The Death of the 30 Year Trend Cycle

Searching #fashiontrend on TikTok will yield over 1.8 billiontrend predictions, curated aesthetics and closet hauls. With millions of creators introducing new trends and naming new aesthetics every day, consumers are bombarded with oscillating ideas of what’s in and what’s out.

Pete Rush, an adjunct faculty member in the arts department, puts fashion trends into perspective by weaving a timeline of trend cycles from B.C. to modern times. In early Greek, Roman and Egyptian history, the types of clothing lasted nearly six centuries with little variation. 

“And then you get to the Middle Ages and that lasts about four centuries. And then you get to the Elizabethan Era and you get a century and a half. 1600s—one century. 1700s—one century. You get to the 1800s and things start to accelerate [into thirty year cycles]…but then you get to the 21st century and a trend can last six months, or it can last three weeks,” Rush said.

Historically, fashion trends have come in 30 year waves. In the 1980s, there was a resurgence of 1950s silhouettes and patterns, as polka-dots and peplum tops hit runways worldwide. In the 2000s, flared pants and fur-trimmed coats paid homage to some of the biggest crazes in 1970s apparel. In 2022, we are seeing the revitalization of trends as recent as the mid 2010s, as #tumblr2014 has seen a spike in views on TikTok. 

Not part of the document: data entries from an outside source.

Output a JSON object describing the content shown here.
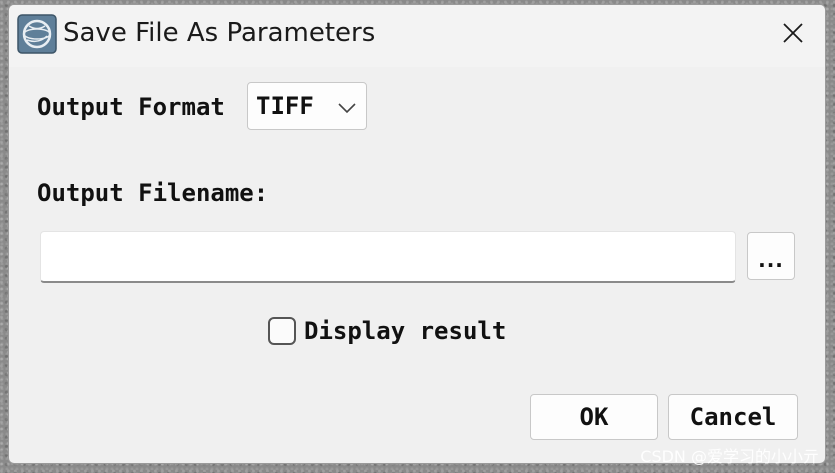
{
  "window": {
    "title": "Save File As Parameters",
    "app_icon": "envi-globe-icon",
    "close_icon": "close-icon"
  },
  "form": {
    "output_format_label": "Output Format",
    "output_format_value": "TIFF",
    "output_filename_label": "Output Filename:",
    "output_filename_value": "",
    "browse_label": "...",
    "display_result_label": "Display result",
    "display_result_checked": false
  },
  "buttons": {
    "ok_label": "OK",
    "cancel_label": "Cancel"
  },
  "watermark": "CSDN @爱学习的小小亓",
  "colors": {
    "dialog_bg": "#f0f0f0",
    "titlebar_bg": "#f3f3f3",
    "control_bg": "#fdfdfd",
    "border": "#c8c8c8"
  }
}
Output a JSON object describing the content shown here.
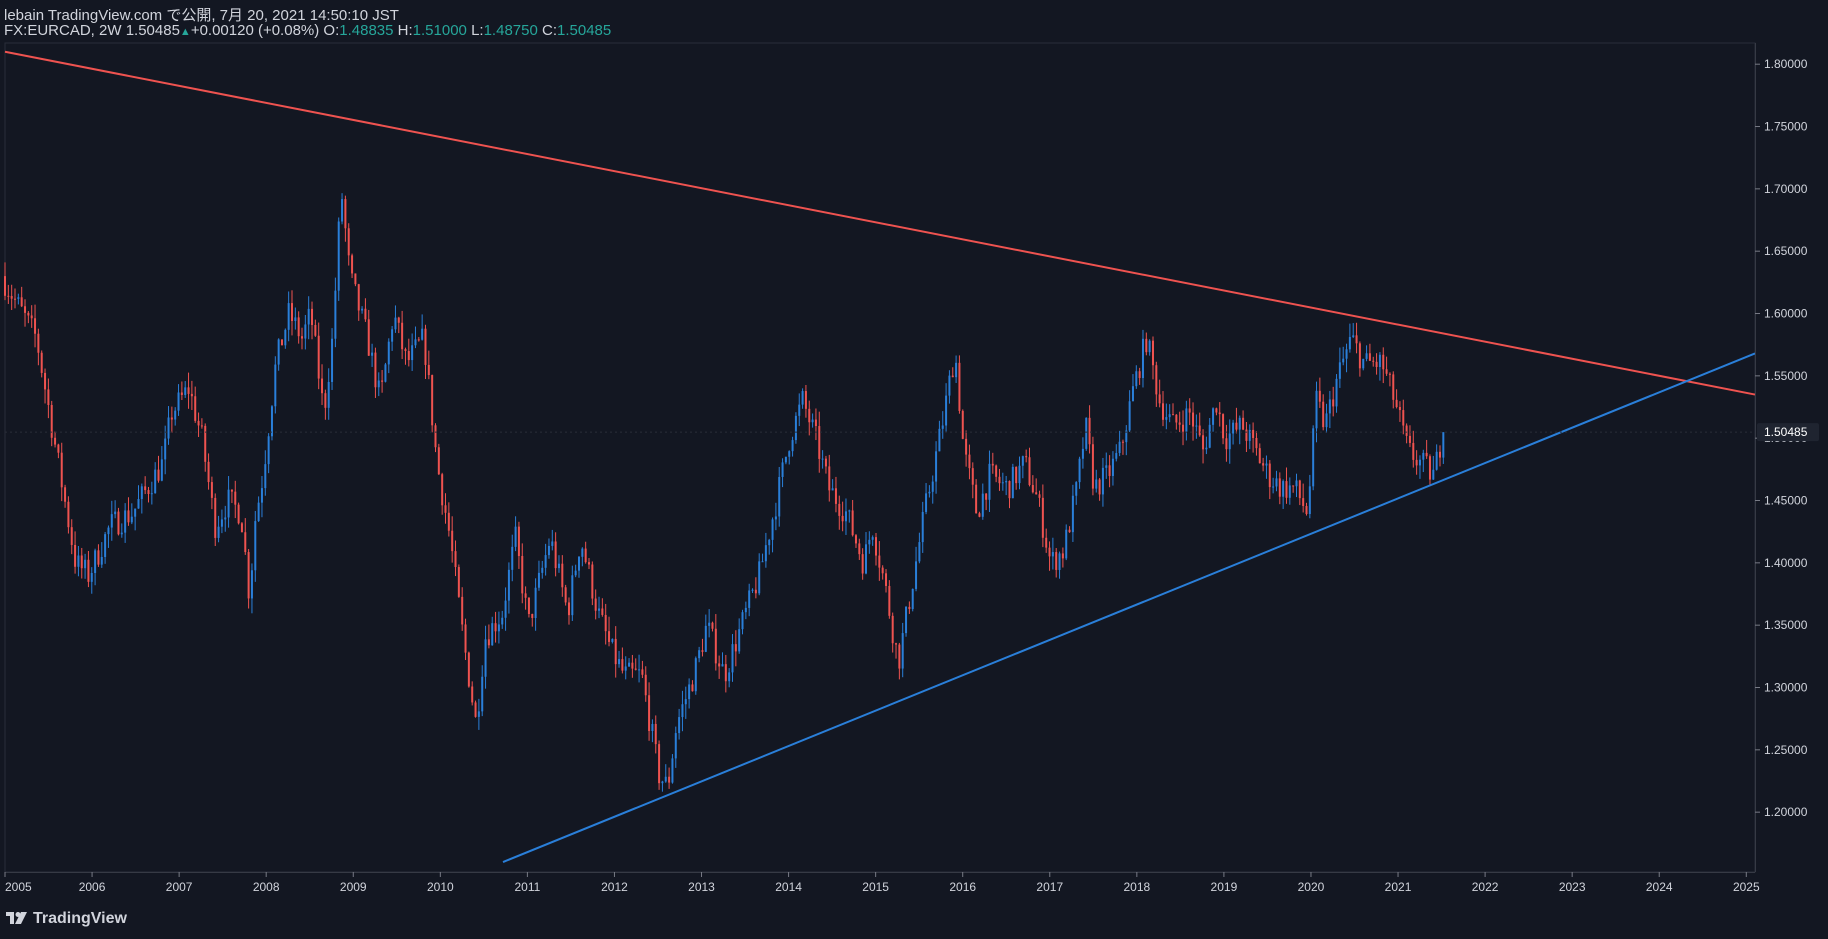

What has killed the thirty-year trend cycle? Some believe that social media is to blame for the creation of micro-trends. Due to social media’s ability to produce rapidly created content, it is able to come up with its own quickly changing catalog of the latest fashion trends. Adjunct Professor of Communications and KOMO News Anchor and Reporter Tyrah Majors, argues that social media has unprecedented persuasive power.

We’ve seen creators and individuals gain traction for a short period of time…and other creators latch on to the trend so that they can have the same success rate. It’s a similar concept with fashion and micro-trends,” Majors said.  “Remember when Y2K style skinny jeans suddenly became ‘uncool’ and wide-legged pants from the 1990s became the cool thing? Well, someone had to bring the look back. Most likely influencers—they often start these trends on social media and are seen by hundreds of followers. This leads to the consumption of the ‘cool thing’ for a period of time.” 

In the past, magazines, TV shows, movies and paparazzi pictures of celebrities were responsible for influencing the next seasons of style. According to Rush, fashion influence is becoming diluted as more individuals add their unique looks and use social media to share them.

“Every person is their own little celebrity,” Rush said. “Every person has their own brand, their own style, their own cache. And it’s really easy to create that persona.” 

Fast-fashion has been the easiest way for consumers to follow along with trends set by social media, as they are able to produce new styles at a rapid rate. The fast-paced production has caused major pollution; fast-fashion is one of the top polluting industries today.

While the environmental consequences are difficult to ignore, fast-fashion also has a role to play in fostering body inclusivity, according to Second-year Public Affairs major Anabella Vucci.

“I gravitate towards the negative aspects of fast-fashion, which are mainly in the realm of sustainability, and the overconsumption of clothes is inherently bad. However, fast-fashion has opened up a world in which people who are mid-sized and plus-sized can follow along with trends,” Vucci said. 

In the past, fashion has notoriously been marketed to thin, straight-size people, but as fashion content has sped up in production, so has the representation of different body sizes in each new trend created. 

“That possibility [diverse size representation]was not available for people in the thirty-year trend cycle,” Vucci said. 

Majors seconds Vucci’s view on the potential positives of the modern trend cycles, and believes that sustainable fashion can coexist with trend-following.

“‘Micro-trends’ develop[ment] is a good thing for the future of sustainable fashion. I believe it is the reason thrift shops and vintage-wear shops are so popular. People are looking for second-hand clothes not only because it’s more affordable, but because these shops serve as sort of a capsule of trending fashion in the digital age,” Majors said. 

Micro-trends are a direct result of increased fashion media, and as social media users continue to rise in numbers, it is unlikely to go away. As social media continues to create trends at an accelerated pace, it is up to consumers to make their own decisions regarding their personal style and sustainability of their clothing consumption.